-------- Dataset

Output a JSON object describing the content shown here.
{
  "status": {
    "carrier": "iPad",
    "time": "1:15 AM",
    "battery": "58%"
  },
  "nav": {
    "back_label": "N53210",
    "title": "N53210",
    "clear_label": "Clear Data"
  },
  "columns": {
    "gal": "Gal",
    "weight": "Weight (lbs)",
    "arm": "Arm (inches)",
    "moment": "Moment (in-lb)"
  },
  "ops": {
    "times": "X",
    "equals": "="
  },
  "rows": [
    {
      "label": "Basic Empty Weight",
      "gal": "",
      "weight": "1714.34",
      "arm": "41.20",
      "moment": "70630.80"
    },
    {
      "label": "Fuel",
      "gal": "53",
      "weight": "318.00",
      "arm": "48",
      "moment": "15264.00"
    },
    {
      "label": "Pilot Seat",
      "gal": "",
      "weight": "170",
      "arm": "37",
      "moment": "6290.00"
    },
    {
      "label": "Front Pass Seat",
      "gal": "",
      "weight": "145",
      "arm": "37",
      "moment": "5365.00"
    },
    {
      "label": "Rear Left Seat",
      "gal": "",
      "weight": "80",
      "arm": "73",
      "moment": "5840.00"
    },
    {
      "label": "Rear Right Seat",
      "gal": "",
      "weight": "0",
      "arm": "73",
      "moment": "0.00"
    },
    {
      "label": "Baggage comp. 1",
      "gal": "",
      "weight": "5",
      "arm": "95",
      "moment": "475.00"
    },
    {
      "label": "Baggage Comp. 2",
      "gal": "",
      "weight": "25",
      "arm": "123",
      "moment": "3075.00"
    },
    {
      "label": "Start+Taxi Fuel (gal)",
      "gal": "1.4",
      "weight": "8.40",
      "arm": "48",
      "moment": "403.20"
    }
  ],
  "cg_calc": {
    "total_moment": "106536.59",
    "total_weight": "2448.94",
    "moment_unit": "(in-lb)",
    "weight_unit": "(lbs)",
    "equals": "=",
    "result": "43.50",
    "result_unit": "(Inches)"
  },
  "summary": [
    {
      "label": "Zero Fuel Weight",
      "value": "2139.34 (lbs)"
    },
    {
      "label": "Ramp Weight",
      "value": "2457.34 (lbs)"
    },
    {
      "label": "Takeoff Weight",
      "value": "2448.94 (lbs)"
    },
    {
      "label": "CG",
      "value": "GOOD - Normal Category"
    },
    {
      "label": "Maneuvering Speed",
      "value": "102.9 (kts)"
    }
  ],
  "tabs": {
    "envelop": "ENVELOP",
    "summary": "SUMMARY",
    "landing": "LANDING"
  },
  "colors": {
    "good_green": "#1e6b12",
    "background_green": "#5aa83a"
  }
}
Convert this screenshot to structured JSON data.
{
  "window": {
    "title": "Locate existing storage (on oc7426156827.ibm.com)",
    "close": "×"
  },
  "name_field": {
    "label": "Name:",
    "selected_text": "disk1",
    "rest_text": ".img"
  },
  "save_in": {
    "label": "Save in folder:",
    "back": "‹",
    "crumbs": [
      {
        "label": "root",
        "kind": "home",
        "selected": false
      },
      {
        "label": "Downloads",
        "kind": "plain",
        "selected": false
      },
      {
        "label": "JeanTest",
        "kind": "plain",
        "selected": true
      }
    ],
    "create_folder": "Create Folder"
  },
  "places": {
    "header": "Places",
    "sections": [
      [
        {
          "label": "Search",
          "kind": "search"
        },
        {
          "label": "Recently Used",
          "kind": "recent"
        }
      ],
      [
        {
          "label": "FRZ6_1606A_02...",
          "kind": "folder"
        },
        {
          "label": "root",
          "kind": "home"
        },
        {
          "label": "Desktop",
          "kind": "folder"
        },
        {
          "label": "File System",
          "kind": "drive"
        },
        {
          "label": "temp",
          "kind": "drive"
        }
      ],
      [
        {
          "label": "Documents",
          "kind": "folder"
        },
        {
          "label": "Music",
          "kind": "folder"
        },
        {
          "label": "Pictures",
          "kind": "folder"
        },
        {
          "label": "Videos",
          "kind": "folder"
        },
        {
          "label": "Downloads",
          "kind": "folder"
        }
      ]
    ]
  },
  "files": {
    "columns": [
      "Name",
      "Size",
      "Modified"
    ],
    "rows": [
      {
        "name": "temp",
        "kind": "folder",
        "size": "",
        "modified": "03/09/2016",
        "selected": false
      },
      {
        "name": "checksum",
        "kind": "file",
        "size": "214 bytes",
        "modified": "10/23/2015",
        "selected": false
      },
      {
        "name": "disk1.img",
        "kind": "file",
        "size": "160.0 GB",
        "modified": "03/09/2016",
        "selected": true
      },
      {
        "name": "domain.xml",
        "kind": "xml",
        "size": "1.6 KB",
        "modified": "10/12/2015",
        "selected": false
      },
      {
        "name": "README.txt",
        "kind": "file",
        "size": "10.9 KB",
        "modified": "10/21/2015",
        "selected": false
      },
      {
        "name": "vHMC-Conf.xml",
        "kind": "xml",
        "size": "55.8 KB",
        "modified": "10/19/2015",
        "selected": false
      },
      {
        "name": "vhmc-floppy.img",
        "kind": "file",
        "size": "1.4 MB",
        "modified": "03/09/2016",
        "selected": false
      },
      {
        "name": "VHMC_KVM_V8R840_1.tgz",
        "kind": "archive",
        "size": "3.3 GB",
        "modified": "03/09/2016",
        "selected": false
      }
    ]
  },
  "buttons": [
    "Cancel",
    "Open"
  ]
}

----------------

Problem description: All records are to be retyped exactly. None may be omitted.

Solution to the exercise:
Output a JSON object describing the content shown here.
{
  "status": {
    "carrier": "iPad",
    "time": "1:15 AM",
    "battery": "58%"
  },
  "nav": {
    "back_label": "N53210",
    "title": "N53210",
    "clear_label": "Clear Data"
  },
  "columns": {
    "gal": "Gal",
    "weight": "Weight (lbs)",
    "arm": "Arm (inches)",
    "moment": "Moment (in-lb)"
  },
  "ops": {
    "times": "X",
    "equals": "="
  },
  "rows": [
    {
      "label": "Basic Empty Weight",
      "gal": "",
      "weight": "1714.34",
      "arm": "41.20",
      "moment": "70630.80"
    },
    {
      "label": "Fuel",
      "gal": "53",
      "weight": "318.00",
      "arm": "48",
      "moment": "15264.00"
    },
    {
      "label": "Pilot Seat",
      "gal": "",
      "weight": "170",
      "arm": "37",
      "moment": "6290.00"
    },
    {
      "label": "Front Pass Seat",
      "gal": "",
      "weight": "145",
      "arm": "37",
      "moment": "5365.00"
    },
    {
      "label": "Rear Left Seat",
      "gal": "",
      "weight": "80",
      "arm": "73",
      "moment": "5840.00"
    },
    {
      "label": "Rear Right Seat",
      "gal": "",
      "weight": "0",
      "arm": "73",
      "moment": "0.00"
    },
    {
      "label": "Baggage comp. 1",
      "gal": "",
      "weight": "5",
      "arm": "95",
      "moment": "475.00"
    },
    {
      "label": "Baggage Comp. 2",
      "gal": "",
      "weight": "25",
      "arm": "123",
      "moment": "3075.00"
    },
    {
      "label": "Start+Taxi Fuel (gal)",
      "gal": "1.4",
      "weight": "8.40",
      "arm": "48",
      "moment": "403.20"
    }
  ],
  "cg_calc": {
    "total_moment": "106536.59",
    "total_weight": "2448.94",
    "moment_unit": "(in-lb)",
    "weight_unit": "(lbs)",
    "equals": "=",
    "result": "43.50",
    "result_unit": "(Inches)"
  },
  "summary": [
    {
      "label": "Zero Fuel Weight",
      "value": "2139.34 (lbs)"
    },
    {
      "label": "Ramp Weight",
      "value": "2457.34 (lbs)"
    },
    {
      "label": "Takeoff Weight",
      "value": "2448.94 (lbs)"
    },
    {
      "label": "CG",
      "value": "GOOD - Normal Category"
    },
    {
      "label": "Maneuvering Speed",
      "value": "102.9 (kts)"
    }
  ],
  "tabs": {
    "envelop": "ENVELOP",
    "summary": "SUMMARY",
    "landing": "LANDING"
  },
  "colors": {
    "good_green": "#1e6b12",
    "background_green": "#5aa83a"
  }
}
Convert this screenshot to structured JSON data.
{
  "window": {
    "title": "Locate existing storage (on oc7426156827.ibm.com)",
    "close": "×"
  },
  "name_field": {
    "label": "Name:",
    "selected_text": "disk1",
    "rest_text": ".img"
  },
  "save_in": {
    "label": "Save in folder:",
    "back": "‹",
    "crumbs": [
      {
        "label": "root",
        "kind": "home",
        "selected": false
      },
      {
        "label": "Downloads",
        "kind": "plain",
        "selected": false
      },
      {
        "label": "JeanTest",
        "kind": "plain",
        "selected": true
      }
    ],
    "create_folder": "Create Folder"
  },
  "places": {
    "header": "Places",
    "sections": [
      [
        {
          "label": "Search",
          "kind": "search"
        },
        {
          "label": "Recently Used",
          "kind": "recent"
        }
      ],
      [
        {
          "label": "FRZ6_1606A_02...",
          "kind": "folder"
        },
        {
          "label": "root",
          "kind": "home"
        },
        {
          "label": "Desktop",
          "kind": "folder"
        },
        {
          "label": "File System",
          "kind": "drive"
        },
        {
          "label": "temp",
          "kind": "drive"
        }
      ],
      [
        {
          "label": "Documents",
          "kind": "folder"
        },
        {
          "label": "Music",
          "kind": "folder"
        },
        {
          "label": "Pictures",
          "kind": "folder"
        },
        {
          "label": "Videos",
          "kind": "folder"
        },
        {
          "label": "Downloads",
          "kind": "folder"
        }
      ]
    ]
  },
  "files": {
    "columns": [
      "Name",
      "Size",
      "Modified"
    ],
    "rows": [
      {
        "name": "temp",
        "kind": "folder",
        "size": "",
        "modified": "03/09/2016",
        "selected": false
      },
      {
        "name": "checksum",
        "kind": "file",
        "size": "214 bytes",
        "modified": "10/23/2015",
        "selected": false
      },
      {
        "name": "disk1.img",
        "kind": "file",
        "size": "160.0 GB",
        "modified": "03/09/2016",
        "selected": true
      },
      {
        "name": "domain.xml",
        "kind": "xml",
        "size": "1.6 KB",
        "modified": "10/12/2015",
        "selected": false
      },
      {
        "name": "README.txt",
        "kind": "file",
        "size": "10.9 KB",
        "modified": "10/21/2015",
        "selected": false
      },
      {
        "name": "vHMC-Conf.xml",
        "kind": "xml",
        "size": "55.8 KB",
        "modified": "10/19/2015",
        "selected": false
      },
      {
        "name": "vhmc-floppy.img",
        "kind": "file",
        "size": "1.4 MB",
        "modified": "03/09/2016",
        "selected": false
      },
      {
        "name": "VHMC_KVM_V8R840_1.tgz",
        "kind": "archive",
        "size": "3.3 GB",
        "modified": "03/09/2016",
        "selected": false
      }
    ]
  },
  "buttons": [
    "Cancel",
    "Open"
  ]
}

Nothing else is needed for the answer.